The government has amended its last notification on startups to redefine the definition of startup, and the process of recognition, requiring the companies to register with the Department of Industrial Policy and Promotion (DIPP) and take permission from an inter-ministerial board before issuing shares and getting investors on board.
The DIPP, the nodal body for Startup India, through a gazette notification has said that an entity shall now be considered a startup up to seven years from the date of its incorporation/registration, or till its annual turnover exceeds Rs 25 Cr. The government has also clarified that an entity formed by splitting up or reconstruction of an existing business shall not be considered a ‘Startup’.
According to a new gazette notification, the amended definition of a startup is as follows:
An entity shall be considered as a Startup:
- Upto a period of seven years from the date of incorporation/registration, if it is incorporated as a private limited company (as defined in the Companies Act, 2013) or registered as a partnership firm (registered under section 59 of the Partnership Act, 1932) or a limited liability partnership (under the Limited Liability Partnership Act, 2008) in India.

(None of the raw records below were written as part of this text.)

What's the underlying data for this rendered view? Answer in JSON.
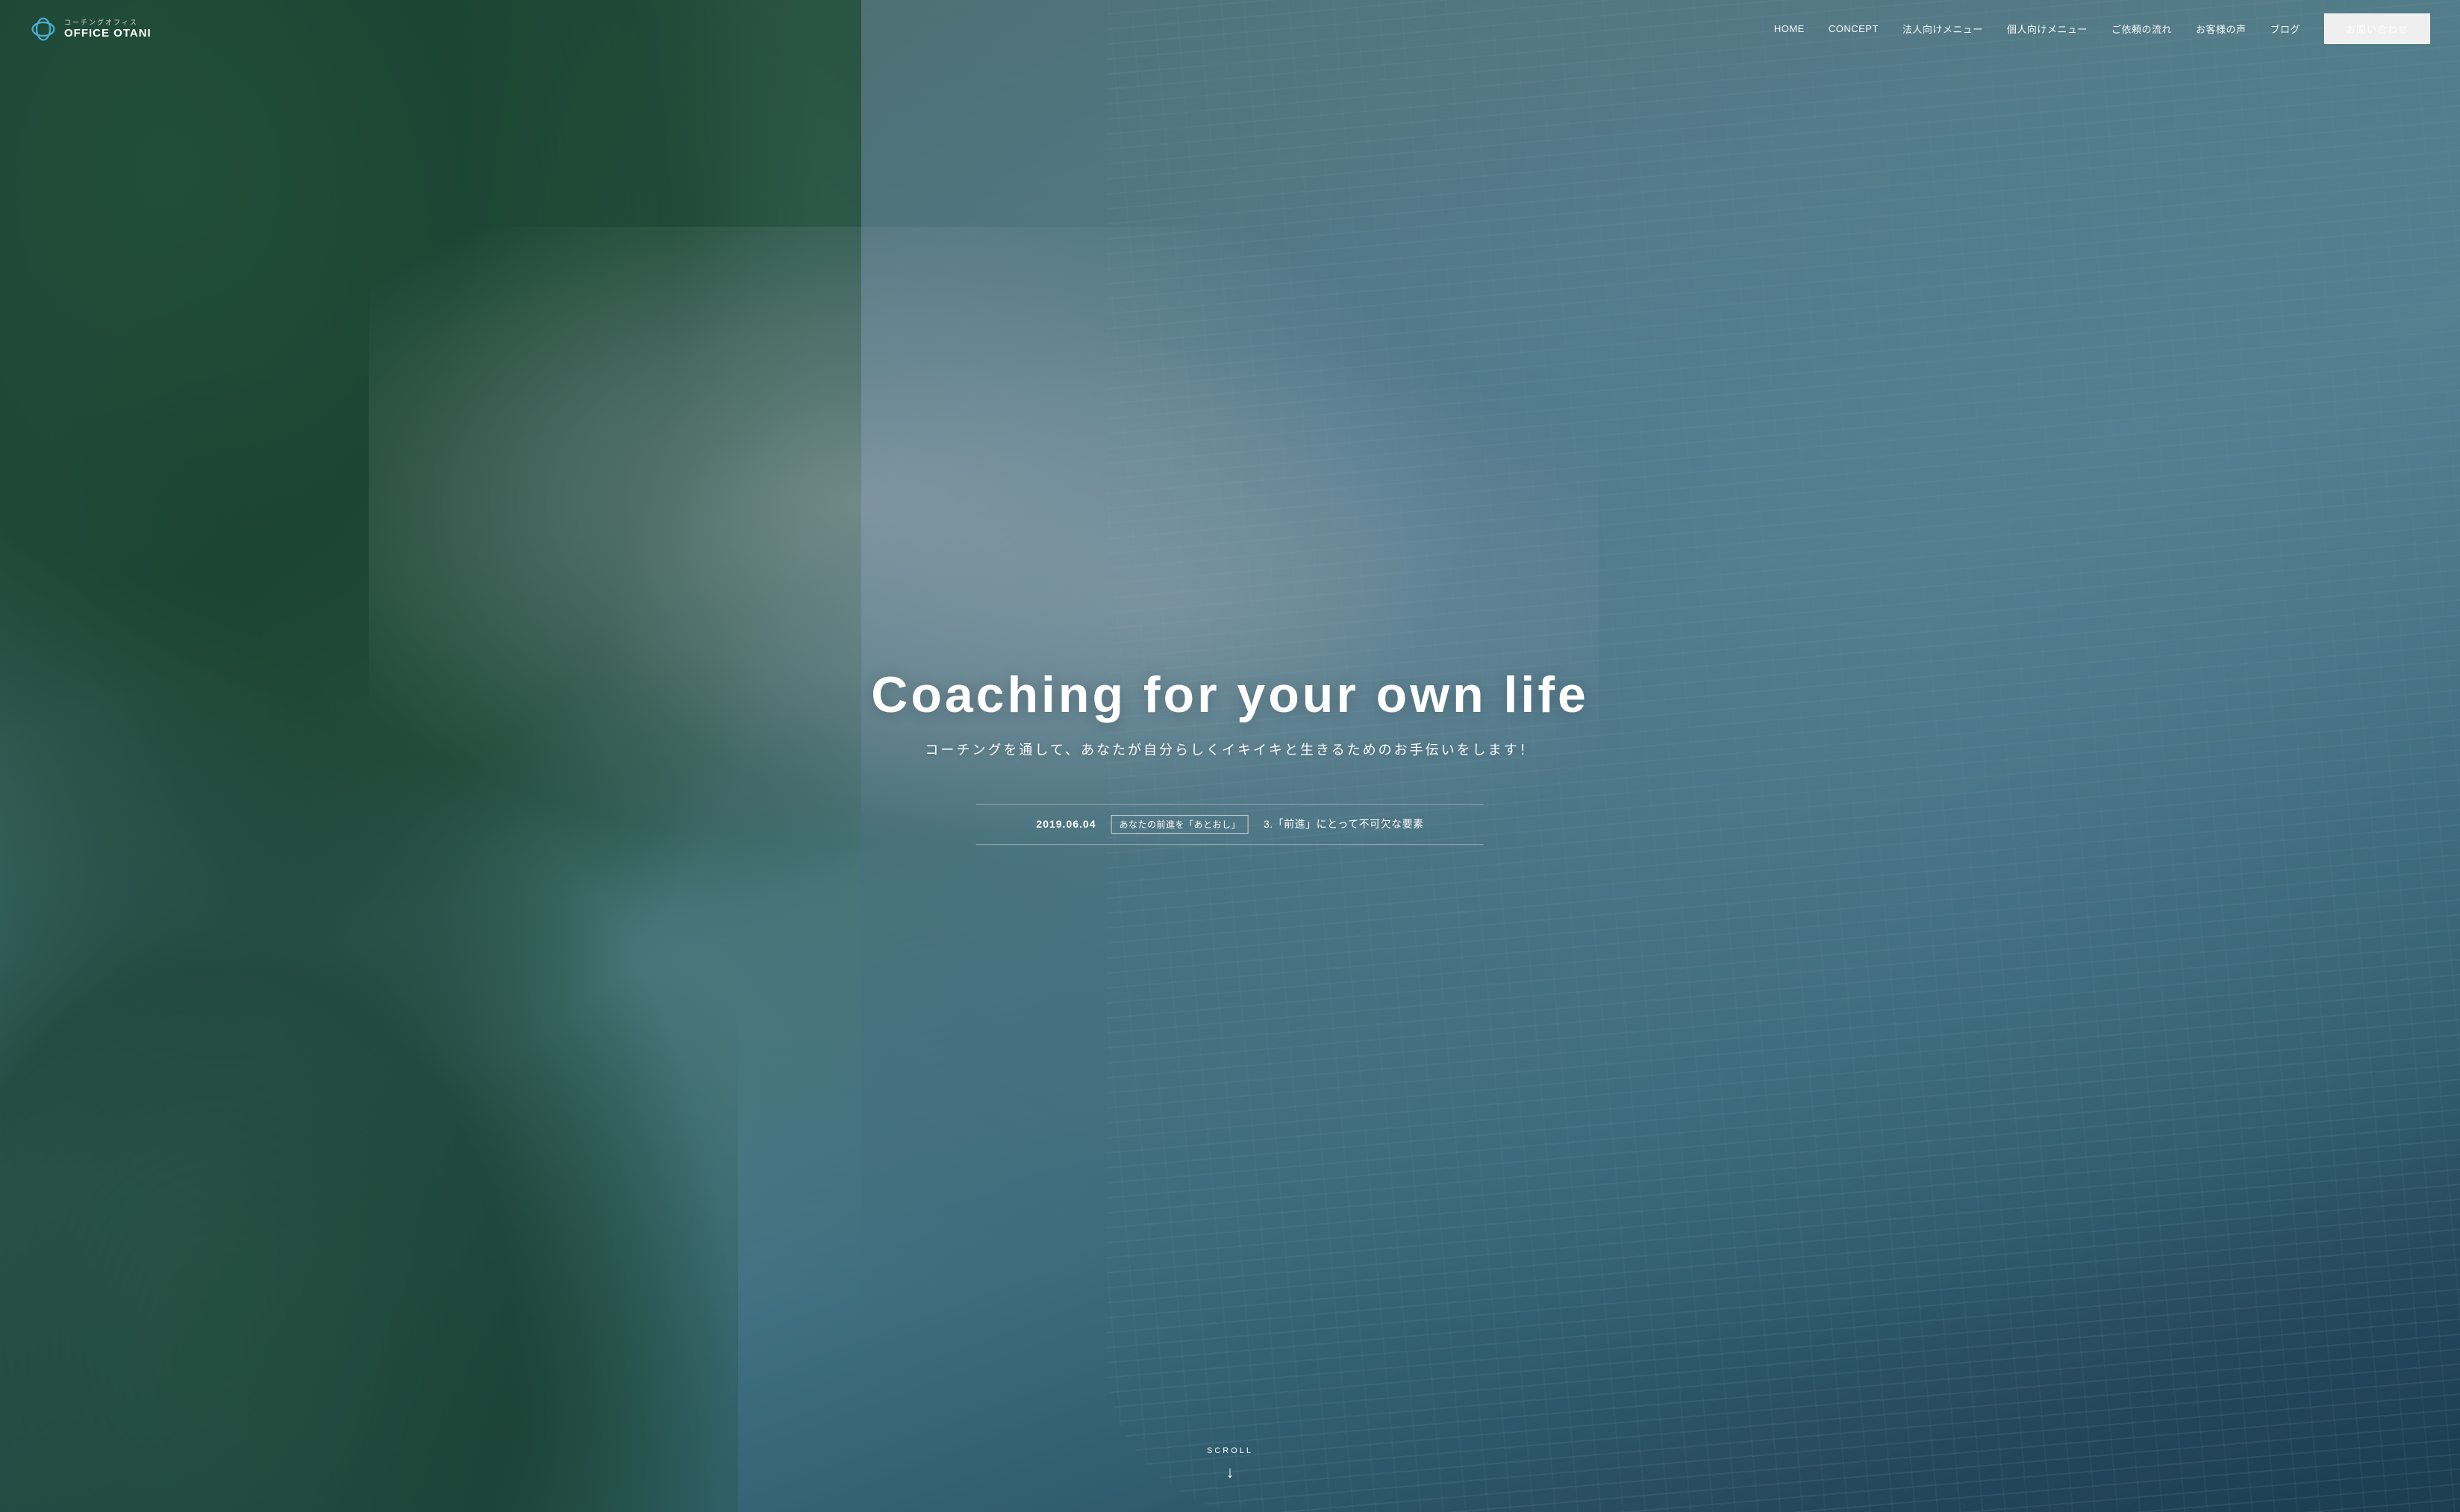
{
  "site": {
    "logo_subtext": "コーチングオフィス",
    "logo_name": "OFFICE OTANI"
  },
  "nav": {
    "items": [
      {
        "label": "HOME",
        "id": "home"
      },
      {
        "label": "CONCEPT",
        "id": "concept"
      },
      {
        "label": "法人向けメニュー",
        "id": "corporate-menu"
      },
      {
        "label": "個人向けメニュー",
        "id": "personal-menu"
      },
      {
        "label": "ご依頼の流れ",
        "id": "flow"
      },
      {
        "label": "お客様の声",
        "id": "testimonials"
      },
      {
        "label": "ブログ",
        "id": "blog"
      }
    ],
    "contact_label": "お問い合わせ"
  },
  "hero": {
    "title": "Coaching for  your  own  life",
    "subtitle": "コーチングを通して、あなたが自分らしくイキイキと生きるためのお手伝いをします！"
  },
  "news": {
    "date": "2019.06.04",
    "tag": "あなたの前進を「あとおし」",
    "title": "3.「前進」にとって不可欠な要素"
  },
  "scroll": {
    "label": "SCROLL",
    "arrow": "↓"
  }
}
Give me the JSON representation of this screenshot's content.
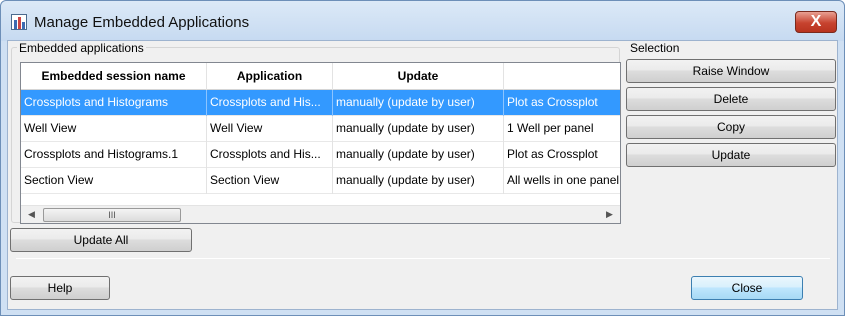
{
  "window": {
    "title": "Manage Embedded Applications",
    "title_icon": "app-chart-icon",
    "close_glyph": "X"
  },
  "embedded_group": {
    "label": "Embedded applications",
    "columns": [
      "Embedded session name",
      "Application",
      "Update",
      ""
    ],
    "rows": [
      {
        "name": "Crossplots and Histograms",
        "application": "Crossplots and His...",
        "update": "manually (update by user)",
        "extra": "Plot as Crossplot",
        "selected": true
      },
      {
        "name": "Well View",
        "application": "Well View",
        "update": "manually (update by user)",
        "extra": "1 Well per panel",
        "selected": false
      },
      {
        "name": "Crossplots and Histograms.1",
        "application": "Crossplots and His...",
        "update": "manually (update by user)",
        "extra": "Plot as Crossplot",
        "selected": false
      },
      {
        "name": "Section View",
        "application": "Section View",
        "update": "manually (update by user)",
        "extra": "All wells in one panel",
        "selected": false
      }
    ],
    "scroll_left_glyph": "◀",
    "scroll_right_glyph": "▶",
    "scroll_thumb_grip": "III",
    "update_all_label": "Update All"
  },
  "selection_group": {
    "label": "Selection",
    "buttons": [
      "Raise Window",
      "Delete",
      "Copy",
      "Update"
    ]
  },
  "footer": {
    "help_label": "Help",
    "close_label": "Close"
  },
  "colors": {
    "selection": "#3399ff",
    "frame": "#cfe0f3",
    "close_button": "#c7432f"
  }
}
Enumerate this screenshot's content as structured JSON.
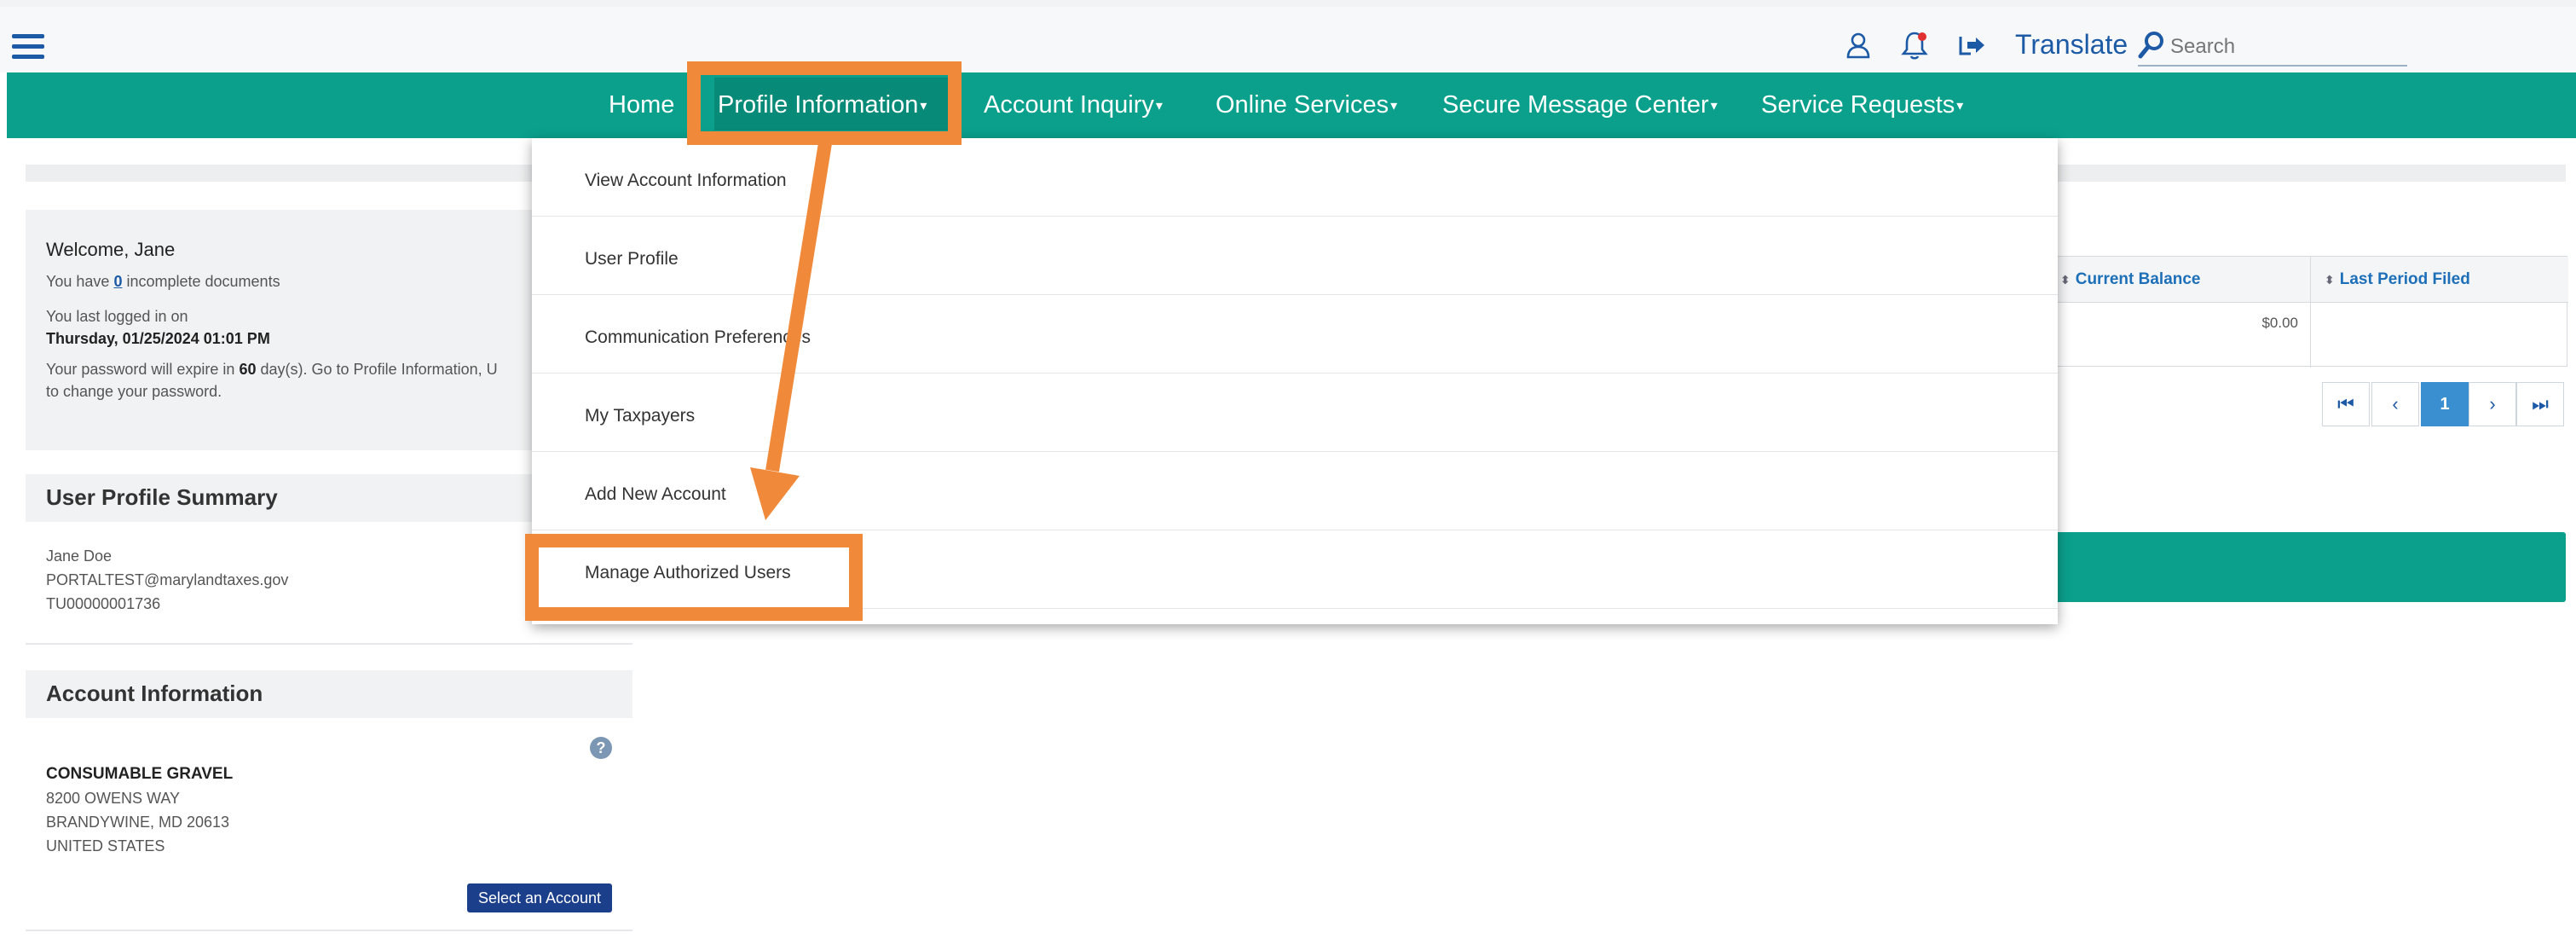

In the case of Startups in the biotechnology sector, the period shall be up-to ten years from the date of its incorporation/ registration.
- Turnover of the entity for any of the financial years since incorporation/ registration has not exceeded Rs. 25cror
Entity is working towards innovation, development or improvement of products or processes or services, or if it is a scalable business model with a high potential of employment generation or wealth creation.
Provided that an entity formed by splitting up or reconstruction of an existing business shall not be considered a ‘Startup’.
Process of Recognition
The process of recognition of an eligible entity requires a startup to apply online to the mobile app or portal set up by the Department of Industrial Policy and Promotion.The application should be accompanied by a copy of Certificate of Incorporation or Registration, as the case may be. In addition, the Startup has to submit a write-up about the nature of business highlighting how it is working towards innovation, development or improvement of products or processes or services, or its scalability in terms of employment generation or wealth creation.
In order to be eligible for tax benefits the Startup should be a private limited company or a limited liability partnership incorporated on or after April 1, 2016 but before April 1, 2021. Also the Startup will have to obtain a certificate of an eligible business from the Inter-Ministerial Board of Certification.
The board would consist of
- Additional Secretary, Department of Industrial Policy and Promotion, Convener
- Representative of Ministry of Corporate Affairs, Member
- Representative of Ministry of Electronics and Information Technology, Member
- Representative of Department of Biotechnology, Member
- Representative of Department of Science & Technology, Member
- Representative of Central Board of Direct Taxes, Member
- Representative of Reserve Bank of India, Member
- Representative of Securities and Exchange Board of India, Member
Tax on issuing of shares
A Startup being a private limited company is eligible to apply for approval for the purposes of clause (viib) of sub-section (2) of section 56 of the Income-tax Act, if
the aggregate amount of paid up share capital and share premium of the startup after the proposed issue of shares does not exceed ten crore rupees,
the investor/ proposed investor has
- the average returned income of twenty five lakh rupees or more for the preceding three financial years
- the net worth of two crore rupees or more as on the last date of the preceding financial year, and
(iii) the startup has obtained a report from a merchant banker specifying the fair market value of shares in accordance with Rule 11UA of the Income-tax Rules, 1962.
The board will consider the Startup’s application and grant approval for the purposes of clause (viib) of sub-section (2) of section 56 of the Act, specifying the relevant details, including details of investor, amount of premium on which shares are to be issued, and the latest date by which the shares are to be issued; or decline to grant the said approval after providing reasons.
In case it is found that any certificate or approval have been obtained on the basis of false information, the Board reserves the right to revoke such certificate or approval.
Where the certificate or approval has been revoked, such certificate or approval shall be deemed never to have been issued or granted by the Board.